Carl Jung

From Citizendium, the Citizens' Compendium
Jump to: navigation, search
This article is a stub and thus not approved.
Main Article
Talk
Related Articles  [?]
Bibliography  [?]
External Links  [?]
Citable Version  [?]
 
This editable Main Article is under development and not meant to be cited; by editing it you can help to improve it towards a future approved, citable version. These unapproved articles are subject to a disclaimer.

Carl Gustav Jung (born July 26, 1875, Kesswil, Switzerland, died June 6, 1961, Küsnacht) was a Swiss psychiatrist, an influential thinker, and one of the founding fathers of modern psychology. Jung is considered a pioneer of analytical psychology, which he developed as his own system of psychoanalysis. Jung's concept, the 'collective unconscious,' has had a deep influence on psychology as well as philosophy, the arts and the scientific research in the field of psychology.

Early career

Jung did his early schooling in Basel and he enrolled in his medical training at the University of Basel medical school, he received his degree in 1900. After graduation Jung worked as an assistant at the University of Zurich Psychiatric Clinic, under psychiatrist Eugene Bleuler (1857-1939), who was renowned for his work on schizophrenia.

In 1905, Jung became a member of the faculty in psychiatry at the University of Zurich, as well s a senior physician at its clinic. Eventually, a growing private practice led him to resign his university position. Jung's early published studies on schizophrenia established his reputation, and he also won recognition for developing a word association test.

Relationship with Freud

While working as a psychiatrist at the famous Burghölzli Clinic in Zurich, Jung had read Sigmund Freud's The Interpretation of Dreams shortly after its publication in 1900. Jung initiated a friendship with Freud by correspondence and became one of Freud’s most respected students after the two men met in 1907. Jung wrote of their first meeting,

Nobody within my own area of experience was capable to measure with Freud. In his mind, there was no place for trivial things; I found him indeed intelligent, analytically penetrating and remarkable in every way. [1]

Collaboration

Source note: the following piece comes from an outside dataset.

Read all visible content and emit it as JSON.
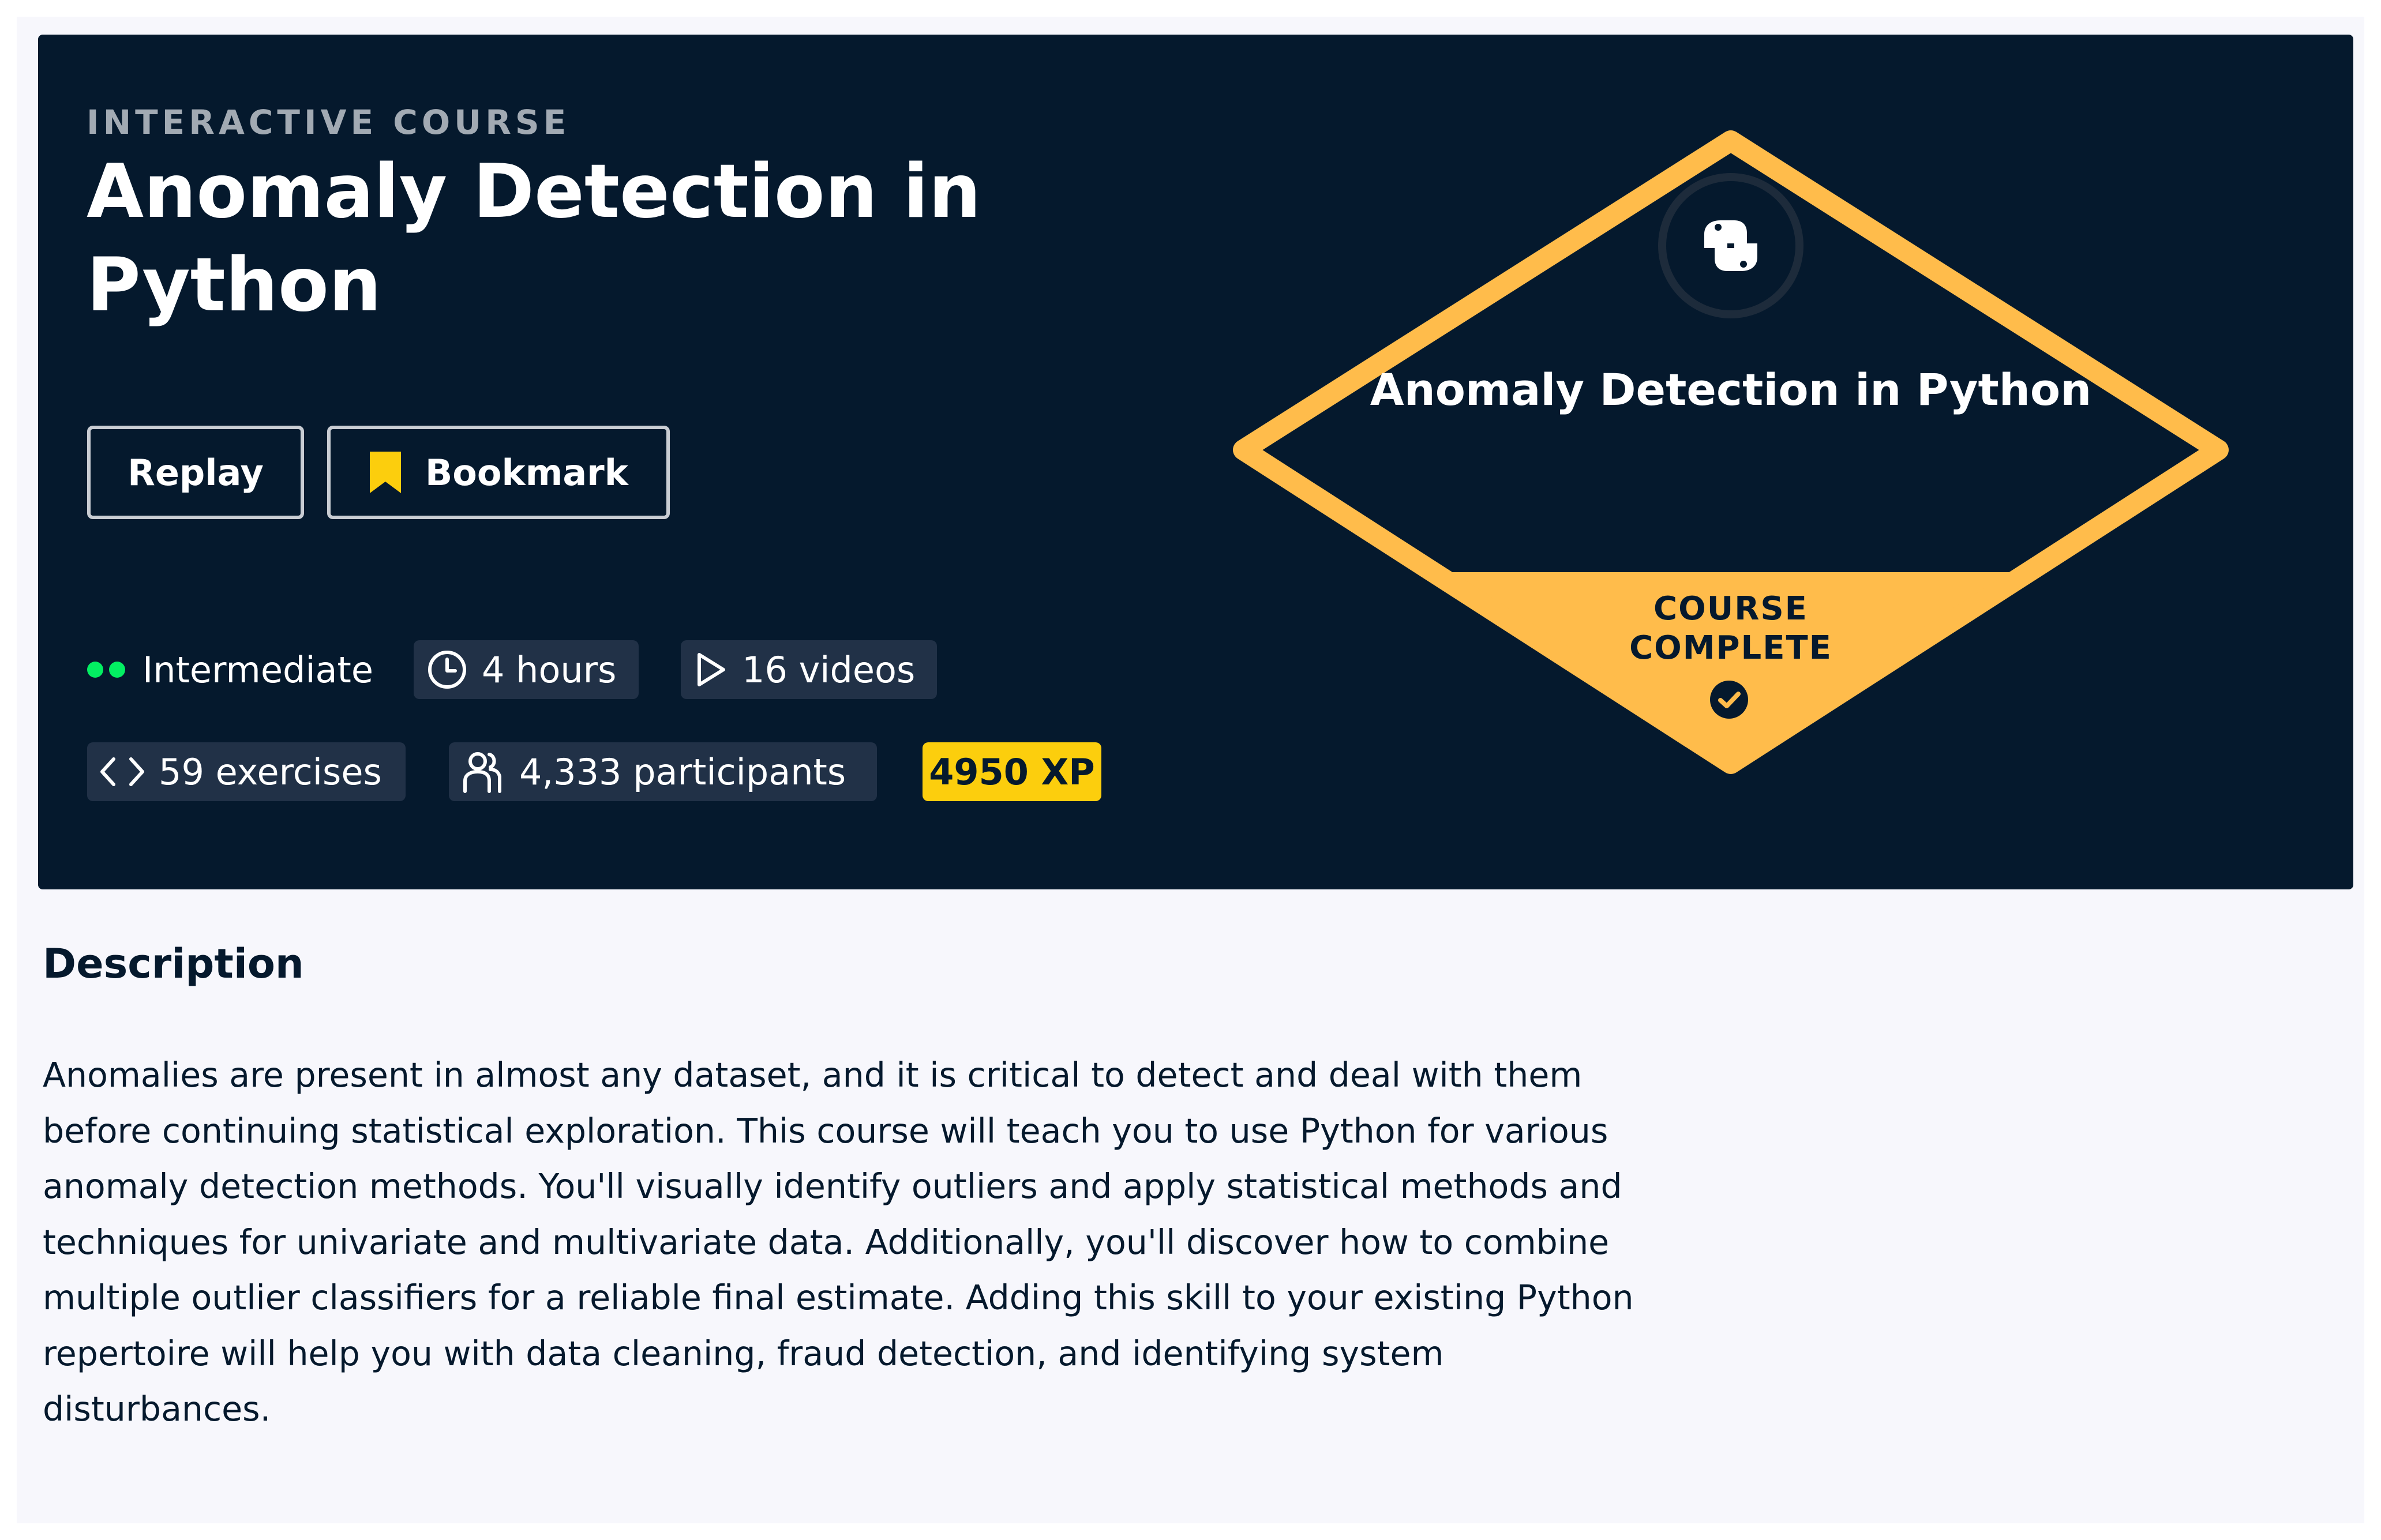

As they worked together, Freud clarified his intellectual commitment to the sexual basis of development, while Jung tried for synthesis of the differences seen by Freud, Adler and himself. By 1911, Freud wrote "becoming steadily more impatient of Adler's paranoia and longing for an occasion to throw him out ... especially since seeing a performance of Oedipus Rex here -- the tragedy of the 'arranged libido'" ( Referring to Adler as "Fliess redivivus," Freud also notes that Stekel's first name is Wilhelm, suggesting that both relationships evoked the ending of his friendship with Wilhelm Fliess in 1901, because of what Freud described as Fliess's paranoia.[2]

Jung breaks with Freud

Along with Alfred Adler, Jung eventually broke off his close professional relationship with Freud. It is generally accepted that their models of personality had become incompatible.

There is a considerable body of correspondence between Freud and Jung, [3]which, according to Fiebert, showed a growing pattern of mistrust on a personal level, which eventually poisoned the professional relationship. The issues involved Freud and Jung's individual love affairs as well as a romantic triangle, Freud accusing Jung of racism, and dissatisfaction with their mutual psychoanalyses of one another.

Later career

References